The United States owns way, way more guns per capita than the rest of the world. And the best research on gun violence suggests that’s probably contributing to our homicide problem — as exemplified by Wednesday’s horrific shooting at Marjory Stoneman Douglas High School in Florida.
Here’s a map of firearm ownership around the world, using 2012 data compiled by the Guardian. The United States has nearly twice as many guns per 100 people as the next closest country, Yemen — 88.8 guns per 100 as opposed to 54.8 in Yemen:
Now, gun ownership doesn’t translate directly to more homicides. For instance, the United States has more than 12 times as many guns per person as Honduras, but the 2012 US gun homicide rate per 100,000 people (2.97) was 1/22 of Honduras’s (68.43). That’s because while guns make murder easier, internal instability or weak governance, or especially a recent history of internal conflict, can also contribute to this sort of violence.
But when you compare the United States with nations like Britain and Japan, it becomes clear that firearm ownership contributes to America’s murder problem. The American firearm homicide rate is about 20 times the average among Organization for Economic Cooperation and Development countries (excluding Mexico).
“More guns are associated with more homicides across industrialized countries”
Harvard researchers Daniel Hemenway and Matthew Miller examined 26 developed countries and checked whether gun ownership correlated with murder rates. They found that “a highly significant positive correlation between total homicide rates and both proxies for gun availability.” They also didn’t find much evidence that a higher rate of gun murders led to lower rates of other kinds of murder (i.e., stabbings).
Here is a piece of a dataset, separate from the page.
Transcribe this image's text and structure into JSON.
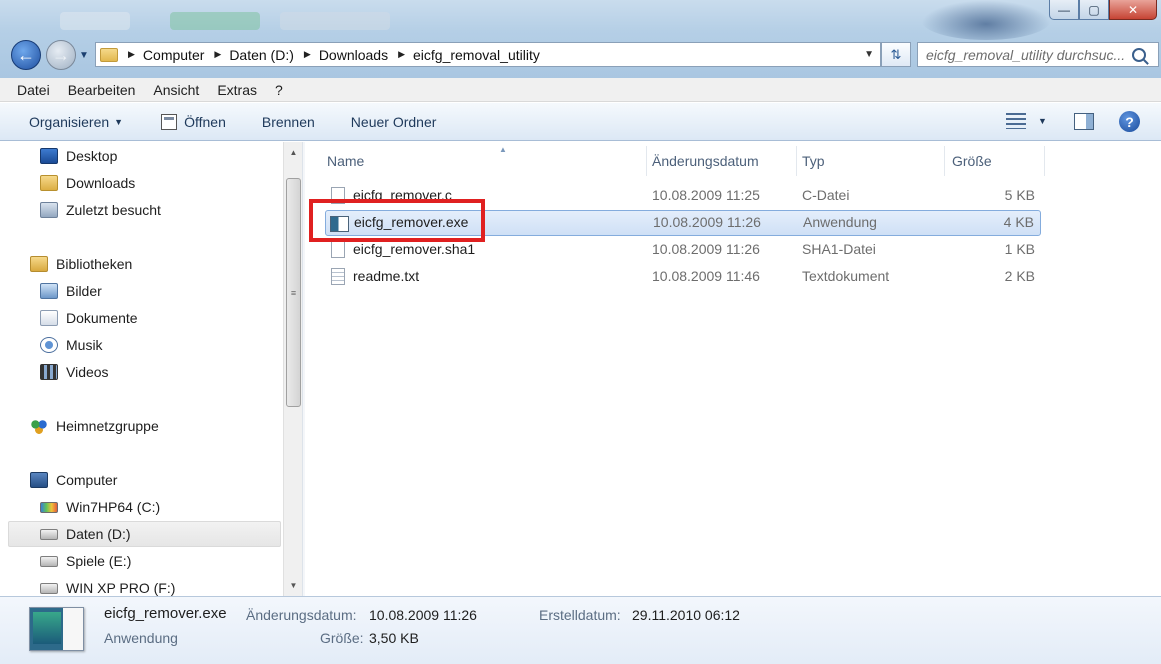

Interestingly, these results tended to hold true even when you exclude the United States and its super-high homicide and gun-ownership rates. “More …read more
Source:: Vox – All